## What is needed
Look through the records below, and copy out every line that holds the string "pages".

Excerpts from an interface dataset
--- START ---

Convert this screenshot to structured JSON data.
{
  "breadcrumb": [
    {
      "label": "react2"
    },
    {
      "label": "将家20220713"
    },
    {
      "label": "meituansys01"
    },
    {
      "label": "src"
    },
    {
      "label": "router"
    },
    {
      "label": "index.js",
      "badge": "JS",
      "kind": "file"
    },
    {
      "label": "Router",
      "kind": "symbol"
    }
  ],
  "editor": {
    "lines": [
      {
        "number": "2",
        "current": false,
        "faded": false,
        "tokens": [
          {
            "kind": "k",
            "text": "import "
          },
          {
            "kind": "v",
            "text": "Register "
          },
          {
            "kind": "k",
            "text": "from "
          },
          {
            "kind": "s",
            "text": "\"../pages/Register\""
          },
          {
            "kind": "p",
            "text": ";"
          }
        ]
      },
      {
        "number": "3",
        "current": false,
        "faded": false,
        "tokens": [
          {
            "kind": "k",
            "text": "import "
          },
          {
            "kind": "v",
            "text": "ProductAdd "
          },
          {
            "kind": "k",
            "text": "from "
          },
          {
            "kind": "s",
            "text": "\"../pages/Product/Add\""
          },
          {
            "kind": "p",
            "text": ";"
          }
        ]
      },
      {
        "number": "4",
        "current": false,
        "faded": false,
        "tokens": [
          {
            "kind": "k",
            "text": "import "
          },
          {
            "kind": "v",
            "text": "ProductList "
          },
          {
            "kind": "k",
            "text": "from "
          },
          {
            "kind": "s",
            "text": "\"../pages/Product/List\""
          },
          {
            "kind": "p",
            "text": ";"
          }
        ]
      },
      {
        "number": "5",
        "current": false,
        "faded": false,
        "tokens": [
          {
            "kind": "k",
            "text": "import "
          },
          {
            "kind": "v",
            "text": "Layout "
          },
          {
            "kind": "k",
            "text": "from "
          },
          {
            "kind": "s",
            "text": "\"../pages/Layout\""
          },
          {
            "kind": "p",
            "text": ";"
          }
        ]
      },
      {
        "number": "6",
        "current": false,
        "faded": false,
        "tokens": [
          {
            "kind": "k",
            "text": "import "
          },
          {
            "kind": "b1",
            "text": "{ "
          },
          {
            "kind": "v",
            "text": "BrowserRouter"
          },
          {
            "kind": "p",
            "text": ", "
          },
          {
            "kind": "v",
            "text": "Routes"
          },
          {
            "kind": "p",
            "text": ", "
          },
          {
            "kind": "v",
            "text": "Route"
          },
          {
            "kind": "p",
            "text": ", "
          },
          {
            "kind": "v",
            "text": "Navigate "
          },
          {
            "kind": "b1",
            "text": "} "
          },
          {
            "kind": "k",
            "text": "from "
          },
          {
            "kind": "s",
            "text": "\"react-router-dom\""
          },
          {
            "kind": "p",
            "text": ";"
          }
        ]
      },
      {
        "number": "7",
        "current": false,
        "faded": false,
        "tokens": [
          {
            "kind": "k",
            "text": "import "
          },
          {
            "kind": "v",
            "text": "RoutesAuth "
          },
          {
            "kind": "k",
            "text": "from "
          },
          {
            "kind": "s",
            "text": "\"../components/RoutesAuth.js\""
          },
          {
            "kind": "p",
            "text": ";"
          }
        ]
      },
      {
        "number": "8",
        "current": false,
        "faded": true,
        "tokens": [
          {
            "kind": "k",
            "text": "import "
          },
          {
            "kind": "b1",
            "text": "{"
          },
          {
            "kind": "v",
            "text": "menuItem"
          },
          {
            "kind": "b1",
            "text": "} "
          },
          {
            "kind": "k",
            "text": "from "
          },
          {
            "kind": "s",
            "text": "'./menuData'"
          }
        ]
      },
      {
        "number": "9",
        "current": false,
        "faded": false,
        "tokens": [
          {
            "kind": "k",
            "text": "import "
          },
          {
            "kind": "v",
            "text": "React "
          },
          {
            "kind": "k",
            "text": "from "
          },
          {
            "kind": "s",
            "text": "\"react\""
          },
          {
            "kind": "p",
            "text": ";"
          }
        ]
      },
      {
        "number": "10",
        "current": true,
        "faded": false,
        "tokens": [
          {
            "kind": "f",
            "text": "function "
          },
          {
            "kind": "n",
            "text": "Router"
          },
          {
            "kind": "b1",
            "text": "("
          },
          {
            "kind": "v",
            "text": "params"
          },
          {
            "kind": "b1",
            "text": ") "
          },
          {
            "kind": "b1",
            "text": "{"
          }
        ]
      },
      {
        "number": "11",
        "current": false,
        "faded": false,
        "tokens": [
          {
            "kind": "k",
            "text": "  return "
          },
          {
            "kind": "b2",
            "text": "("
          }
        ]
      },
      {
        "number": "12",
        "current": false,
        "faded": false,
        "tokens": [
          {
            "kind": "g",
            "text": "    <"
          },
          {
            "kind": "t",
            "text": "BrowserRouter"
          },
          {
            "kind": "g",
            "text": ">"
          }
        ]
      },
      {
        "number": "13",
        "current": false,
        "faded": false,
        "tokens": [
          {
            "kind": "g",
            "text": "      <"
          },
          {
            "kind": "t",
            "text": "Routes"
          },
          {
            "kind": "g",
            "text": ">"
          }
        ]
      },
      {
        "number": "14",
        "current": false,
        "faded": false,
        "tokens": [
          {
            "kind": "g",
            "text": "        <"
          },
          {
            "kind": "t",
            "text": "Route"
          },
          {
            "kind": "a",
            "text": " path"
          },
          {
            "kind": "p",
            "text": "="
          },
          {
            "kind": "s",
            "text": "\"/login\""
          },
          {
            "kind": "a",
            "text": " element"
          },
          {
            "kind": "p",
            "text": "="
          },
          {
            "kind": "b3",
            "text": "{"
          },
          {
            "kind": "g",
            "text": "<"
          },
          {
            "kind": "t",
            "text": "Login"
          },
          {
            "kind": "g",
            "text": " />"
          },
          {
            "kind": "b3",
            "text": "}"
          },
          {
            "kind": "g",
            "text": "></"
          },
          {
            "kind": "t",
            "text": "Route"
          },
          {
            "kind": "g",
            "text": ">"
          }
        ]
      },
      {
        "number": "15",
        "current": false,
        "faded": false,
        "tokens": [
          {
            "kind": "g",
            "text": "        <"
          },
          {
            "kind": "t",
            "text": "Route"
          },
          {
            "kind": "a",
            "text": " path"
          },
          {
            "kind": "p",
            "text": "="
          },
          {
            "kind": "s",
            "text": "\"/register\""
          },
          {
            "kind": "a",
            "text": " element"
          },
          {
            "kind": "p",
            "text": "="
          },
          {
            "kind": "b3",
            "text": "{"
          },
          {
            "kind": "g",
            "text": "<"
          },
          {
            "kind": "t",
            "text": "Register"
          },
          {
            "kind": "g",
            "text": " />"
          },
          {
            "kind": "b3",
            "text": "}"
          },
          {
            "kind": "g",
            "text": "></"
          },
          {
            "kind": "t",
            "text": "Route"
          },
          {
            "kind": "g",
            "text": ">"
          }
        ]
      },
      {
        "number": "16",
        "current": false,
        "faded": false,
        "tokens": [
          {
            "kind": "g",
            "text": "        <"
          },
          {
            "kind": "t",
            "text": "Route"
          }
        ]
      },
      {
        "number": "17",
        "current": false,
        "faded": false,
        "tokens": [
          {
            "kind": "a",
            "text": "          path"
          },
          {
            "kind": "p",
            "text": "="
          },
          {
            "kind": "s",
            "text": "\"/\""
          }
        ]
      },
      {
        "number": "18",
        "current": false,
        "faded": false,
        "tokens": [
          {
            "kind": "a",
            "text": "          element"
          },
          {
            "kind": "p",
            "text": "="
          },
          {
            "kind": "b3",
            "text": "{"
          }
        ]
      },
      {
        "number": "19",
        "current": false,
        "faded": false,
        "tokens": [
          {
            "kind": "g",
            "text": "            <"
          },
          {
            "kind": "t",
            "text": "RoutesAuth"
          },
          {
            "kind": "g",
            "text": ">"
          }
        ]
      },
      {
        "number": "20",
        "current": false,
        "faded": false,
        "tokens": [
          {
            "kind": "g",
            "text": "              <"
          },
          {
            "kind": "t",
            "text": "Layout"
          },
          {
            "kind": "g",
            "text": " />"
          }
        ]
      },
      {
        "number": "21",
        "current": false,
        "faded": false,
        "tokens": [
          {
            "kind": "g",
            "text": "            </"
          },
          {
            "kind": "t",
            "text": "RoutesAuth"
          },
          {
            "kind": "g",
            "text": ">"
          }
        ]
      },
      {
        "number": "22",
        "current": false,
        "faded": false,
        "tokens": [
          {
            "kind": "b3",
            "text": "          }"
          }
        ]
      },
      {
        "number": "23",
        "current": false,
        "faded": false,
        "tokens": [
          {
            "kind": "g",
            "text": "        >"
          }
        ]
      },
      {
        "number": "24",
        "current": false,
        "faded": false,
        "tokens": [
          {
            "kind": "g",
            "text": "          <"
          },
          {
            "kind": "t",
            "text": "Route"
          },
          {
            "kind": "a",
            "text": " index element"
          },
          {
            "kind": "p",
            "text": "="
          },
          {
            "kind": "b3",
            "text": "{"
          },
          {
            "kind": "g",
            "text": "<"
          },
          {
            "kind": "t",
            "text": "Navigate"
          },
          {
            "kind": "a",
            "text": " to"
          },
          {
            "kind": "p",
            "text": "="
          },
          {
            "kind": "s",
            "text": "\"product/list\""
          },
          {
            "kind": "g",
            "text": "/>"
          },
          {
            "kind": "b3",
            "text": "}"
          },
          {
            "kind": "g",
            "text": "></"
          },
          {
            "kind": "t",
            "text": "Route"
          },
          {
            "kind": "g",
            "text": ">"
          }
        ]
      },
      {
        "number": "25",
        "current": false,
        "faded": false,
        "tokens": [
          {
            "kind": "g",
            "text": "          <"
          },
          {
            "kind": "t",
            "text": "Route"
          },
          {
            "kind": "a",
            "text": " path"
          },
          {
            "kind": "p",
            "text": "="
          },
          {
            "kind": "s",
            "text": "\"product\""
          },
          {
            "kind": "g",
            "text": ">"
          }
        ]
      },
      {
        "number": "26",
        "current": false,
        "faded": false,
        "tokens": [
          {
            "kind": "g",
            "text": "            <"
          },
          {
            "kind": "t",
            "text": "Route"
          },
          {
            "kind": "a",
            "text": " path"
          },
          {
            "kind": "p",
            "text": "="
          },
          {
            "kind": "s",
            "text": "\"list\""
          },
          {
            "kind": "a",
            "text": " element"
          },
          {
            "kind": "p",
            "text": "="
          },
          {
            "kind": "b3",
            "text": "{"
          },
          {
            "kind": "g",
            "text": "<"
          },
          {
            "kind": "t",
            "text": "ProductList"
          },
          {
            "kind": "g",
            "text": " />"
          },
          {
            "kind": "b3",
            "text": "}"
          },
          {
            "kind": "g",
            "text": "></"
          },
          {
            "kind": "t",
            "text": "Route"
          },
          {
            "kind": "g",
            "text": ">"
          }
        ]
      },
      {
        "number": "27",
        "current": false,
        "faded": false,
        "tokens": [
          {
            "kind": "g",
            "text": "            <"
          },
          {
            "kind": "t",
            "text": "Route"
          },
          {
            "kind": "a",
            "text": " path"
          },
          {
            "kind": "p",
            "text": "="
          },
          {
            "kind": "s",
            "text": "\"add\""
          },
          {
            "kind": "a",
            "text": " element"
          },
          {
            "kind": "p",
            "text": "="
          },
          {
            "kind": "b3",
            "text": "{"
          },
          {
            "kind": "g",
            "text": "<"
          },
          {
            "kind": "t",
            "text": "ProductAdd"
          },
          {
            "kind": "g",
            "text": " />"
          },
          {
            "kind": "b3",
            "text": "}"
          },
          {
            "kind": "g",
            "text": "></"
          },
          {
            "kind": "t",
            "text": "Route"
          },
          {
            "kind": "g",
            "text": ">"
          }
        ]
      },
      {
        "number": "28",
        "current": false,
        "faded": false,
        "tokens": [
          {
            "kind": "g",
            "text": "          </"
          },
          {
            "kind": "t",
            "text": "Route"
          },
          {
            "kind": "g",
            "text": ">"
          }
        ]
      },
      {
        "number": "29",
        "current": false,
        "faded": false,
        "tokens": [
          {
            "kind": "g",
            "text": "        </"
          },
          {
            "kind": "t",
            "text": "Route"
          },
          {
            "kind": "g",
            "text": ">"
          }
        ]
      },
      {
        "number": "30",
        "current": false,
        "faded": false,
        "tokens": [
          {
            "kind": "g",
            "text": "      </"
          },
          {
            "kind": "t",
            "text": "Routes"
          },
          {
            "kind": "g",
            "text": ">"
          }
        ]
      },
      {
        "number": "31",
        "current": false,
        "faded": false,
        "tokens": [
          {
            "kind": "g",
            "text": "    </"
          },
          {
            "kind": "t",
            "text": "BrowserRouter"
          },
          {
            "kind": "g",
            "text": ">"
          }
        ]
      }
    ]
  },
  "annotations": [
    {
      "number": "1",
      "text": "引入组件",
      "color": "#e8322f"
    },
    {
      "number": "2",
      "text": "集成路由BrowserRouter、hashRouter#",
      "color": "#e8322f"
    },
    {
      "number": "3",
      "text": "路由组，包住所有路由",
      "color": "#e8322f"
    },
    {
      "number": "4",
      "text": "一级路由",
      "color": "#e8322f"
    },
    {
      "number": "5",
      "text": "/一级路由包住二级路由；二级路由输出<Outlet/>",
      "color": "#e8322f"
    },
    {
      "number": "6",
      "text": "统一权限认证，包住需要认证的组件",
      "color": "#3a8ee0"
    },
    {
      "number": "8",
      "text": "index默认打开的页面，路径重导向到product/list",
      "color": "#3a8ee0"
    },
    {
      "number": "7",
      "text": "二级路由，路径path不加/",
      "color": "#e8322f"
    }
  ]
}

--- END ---

## Expected answer
            "text": "\"../pages/Register\""
            "text": "\"../pages/Product/Add\""
            "text": "\"../pages/Product/List\""
            "text": "\"../pages/Layout\""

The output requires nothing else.